Retail sales in February increased by just 0.6 per cent on a like-for-like basis from a year earlier.
Commenting on figures from the latest BRC-KPMG Retail Sales Monitor, British Retail Consortium chief executive Helen Dickinson said: “The headwinds to retail spending continued to blow strong in February. Inflation is still eating into shoppers’ budgets, pushing them to spend a greater share of their income on essentials and leaving less left over to buy discretionary, predominantly non-food, retail items. At the same time, weak growth in household earnings is keeping overall sales low.”
On a total basis, sales rose by 1.6 per cent in February, compared with a growth of 0.4 per cent in February 2017. But in the three months to February, in-store sales of non-food items declined by 2.4 per cent on a total basis and 3.3 per cent on a like-for-like basis. Over a 12-month period the total decline was 2.2 per cent.
In the past three months, non-food retail sales in the UK decreased by 1.1 per cent on a like-for-like basis and 0.5 per cent on a total basis.

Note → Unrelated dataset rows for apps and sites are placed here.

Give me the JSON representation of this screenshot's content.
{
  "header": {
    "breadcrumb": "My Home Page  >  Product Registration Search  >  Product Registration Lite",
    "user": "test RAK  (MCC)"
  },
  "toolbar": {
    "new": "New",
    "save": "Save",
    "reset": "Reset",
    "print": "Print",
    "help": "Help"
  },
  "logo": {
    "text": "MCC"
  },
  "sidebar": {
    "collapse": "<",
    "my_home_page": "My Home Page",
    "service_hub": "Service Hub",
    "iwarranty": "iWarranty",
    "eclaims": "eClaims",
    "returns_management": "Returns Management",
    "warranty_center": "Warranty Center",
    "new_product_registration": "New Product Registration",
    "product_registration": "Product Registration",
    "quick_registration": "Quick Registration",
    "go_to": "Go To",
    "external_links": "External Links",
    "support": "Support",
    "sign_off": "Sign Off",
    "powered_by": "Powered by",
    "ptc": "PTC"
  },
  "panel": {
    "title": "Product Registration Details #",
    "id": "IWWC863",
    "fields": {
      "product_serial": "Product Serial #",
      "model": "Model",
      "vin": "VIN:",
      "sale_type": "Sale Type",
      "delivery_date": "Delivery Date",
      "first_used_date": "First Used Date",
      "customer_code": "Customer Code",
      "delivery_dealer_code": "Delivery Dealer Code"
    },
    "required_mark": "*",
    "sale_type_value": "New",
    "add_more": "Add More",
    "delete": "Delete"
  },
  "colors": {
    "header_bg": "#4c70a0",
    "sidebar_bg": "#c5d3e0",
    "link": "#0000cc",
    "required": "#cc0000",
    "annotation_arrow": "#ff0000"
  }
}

Paul Martin, head of retail, KPMG, commented: “Retailers experiencing any growth in this environment will be counting themselves lucky. Indeed, total growth of 1.6 per cent in February is quite an achievement in such testing times.”
Online sales continued to grow, with non-food sales up 6.4 per cent in February. However, this was down on the eight per cent growth seen in February 2017, reflecting an underlying slowdown.
The online penetration rate increased from 20.5 per cent in February 2017 to 21.1 per cent in February 2018.
The BRC’s Ms Dickinson added: “There’s little sign that consumer confidence, rather than financial reality, has much to do with the current weakness in spending. Furniture, often considered the bellwether of consumer confidence, actually saw sales improve in February, as shoppers took advantage of credit facilities offered by retailers. The fact is that consumers want to spend, they just don’t have the resources to do so.
“With the upward pressure on prices from the fall in the pound now starting to subside, we expect to see some loosening of the squeeze on spending on non-essentials, but it’s likely to come slowly. And so are anticipated increases in wage growth. Crucial for consumers and retailers over the coming months will be a successful outcome to trade negotiations, ensuring that amid the current difficulties, they won’t be facing further increases in costs from new tariffs on the everyday goods we import from the EU.”
KPMG’s Mr Martin said: “Softening consumer demand, rising costs for retailers and, of course, the ongoing structural changes within the industry are creating the perfect storm which is uprooting the weakest players.
“On the high street, it was grocery sales that continued to pull it out of the bag. Meanwhile, Shrove Tuesday may have resulted in an uptick in cooking accessory sales, but performance in non-food in general was once again disappointing.
“Online retail appeared to have fared better – with growth across all categories – but the latest figures reinforce an underlying trend of a slow-down in growth online, which prompts concern.
“The retail shakeout will gather further momentum in the coming months, and retailers with large physical store estates are particularly under pressure. Moreover, the cost of one of the coldest winters on record has yet to be factored in. It’s not all doom and gloom though, a number of retailers are bucking the overall trend by focusing on a differentiated proposition while remaining relevant to the customer.”